After a lumpectomy, you’re likely to get radiation treatments. Depending on the size and extent of the cancer, radiation therapy may target your breast, your chest wall, or the area of your underarm where your lymph nodes are.
You may also have radiation treatments before surgery, to shrink a tumor that will be removed. In most cases, you won’t need radiation following a mastectomy.
However, you might need it if your tumor is large, the surgeon took a small margin of tissue from around the tumor, or if the cancer metastasized to the lymph nodes under your armpit.
Depending on what type of surgery you’ve had, you may be given chemotherapy or hormone therapy before, during, or after your radiation treatment. Sometimes radiation and chemo work better together than either would alone.
For women whose breast cancer has metastasized to other areas, radiation can be used to relieve pain, most commonly for bone metastases (cancer that has spread to the bone). The side effects depend on what part of the body is being treated. A course of radiation for pain control usually involves daily treatment for one to four weeks and can provide enormous pain relief.
How is radiotherapy done?
You will need to see a radiotherapist or radiation oncologist, physicians trained in administering the treatments. External radiation therapy is usually administered five days a week for about seven weeks, starting about a month after your surgery.

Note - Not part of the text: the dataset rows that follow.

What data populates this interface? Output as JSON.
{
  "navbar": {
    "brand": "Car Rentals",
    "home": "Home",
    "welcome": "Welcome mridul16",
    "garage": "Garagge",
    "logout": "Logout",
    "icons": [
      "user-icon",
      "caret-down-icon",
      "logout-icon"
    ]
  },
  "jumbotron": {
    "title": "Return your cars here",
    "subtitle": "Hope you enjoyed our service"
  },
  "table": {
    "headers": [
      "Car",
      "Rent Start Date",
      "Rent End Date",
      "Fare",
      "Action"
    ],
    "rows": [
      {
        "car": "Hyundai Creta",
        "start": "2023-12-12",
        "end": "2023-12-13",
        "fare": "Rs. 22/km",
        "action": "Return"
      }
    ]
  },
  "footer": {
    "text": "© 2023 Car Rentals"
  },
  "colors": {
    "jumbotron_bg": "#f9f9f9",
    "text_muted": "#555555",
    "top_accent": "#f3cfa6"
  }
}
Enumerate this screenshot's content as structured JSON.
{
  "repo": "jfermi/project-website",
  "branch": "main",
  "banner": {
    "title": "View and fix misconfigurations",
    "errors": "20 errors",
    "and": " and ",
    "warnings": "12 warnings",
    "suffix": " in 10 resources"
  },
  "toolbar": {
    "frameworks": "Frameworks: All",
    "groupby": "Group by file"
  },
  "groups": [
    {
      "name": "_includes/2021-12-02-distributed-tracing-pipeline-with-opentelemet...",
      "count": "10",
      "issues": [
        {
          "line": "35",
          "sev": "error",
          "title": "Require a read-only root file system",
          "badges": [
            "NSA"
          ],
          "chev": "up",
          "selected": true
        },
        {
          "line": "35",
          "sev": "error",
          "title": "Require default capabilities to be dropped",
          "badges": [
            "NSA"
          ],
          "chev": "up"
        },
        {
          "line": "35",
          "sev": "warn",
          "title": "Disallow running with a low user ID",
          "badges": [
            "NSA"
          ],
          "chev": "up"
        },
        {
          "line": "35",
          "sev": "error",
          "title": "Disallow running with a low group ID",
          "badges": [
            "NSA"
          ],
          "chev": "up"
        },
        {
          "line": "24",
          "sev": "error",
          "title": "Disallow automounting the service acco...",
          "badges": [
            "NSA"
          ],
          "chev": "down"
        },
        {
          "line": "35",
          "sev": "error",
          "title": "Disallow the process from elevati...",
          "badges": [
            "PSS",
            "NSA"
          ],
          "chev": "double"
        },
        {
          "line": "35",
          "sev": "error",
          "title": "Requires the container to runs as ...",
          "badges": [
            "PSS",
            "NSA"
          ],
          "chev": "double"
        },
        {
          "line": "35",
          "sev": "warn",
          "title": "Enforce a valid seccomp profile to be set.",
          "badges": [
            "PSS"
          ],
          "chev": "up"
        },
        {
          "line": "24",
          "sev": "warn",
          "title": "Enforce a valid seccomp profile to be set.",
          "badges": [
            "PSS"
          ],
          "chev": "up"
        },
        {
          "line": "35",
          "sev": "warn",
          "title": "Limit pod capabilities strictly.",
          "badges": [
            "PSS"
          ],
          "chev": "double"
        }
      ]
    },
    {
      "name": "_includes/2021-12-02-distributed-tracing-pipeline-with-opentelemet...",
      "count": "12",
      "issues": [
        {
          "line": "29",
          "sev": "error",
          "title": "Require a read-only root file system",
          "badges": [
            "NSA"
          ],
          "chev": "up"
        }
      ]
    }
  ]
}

For some women, doctors offer accelerated radiation, which involves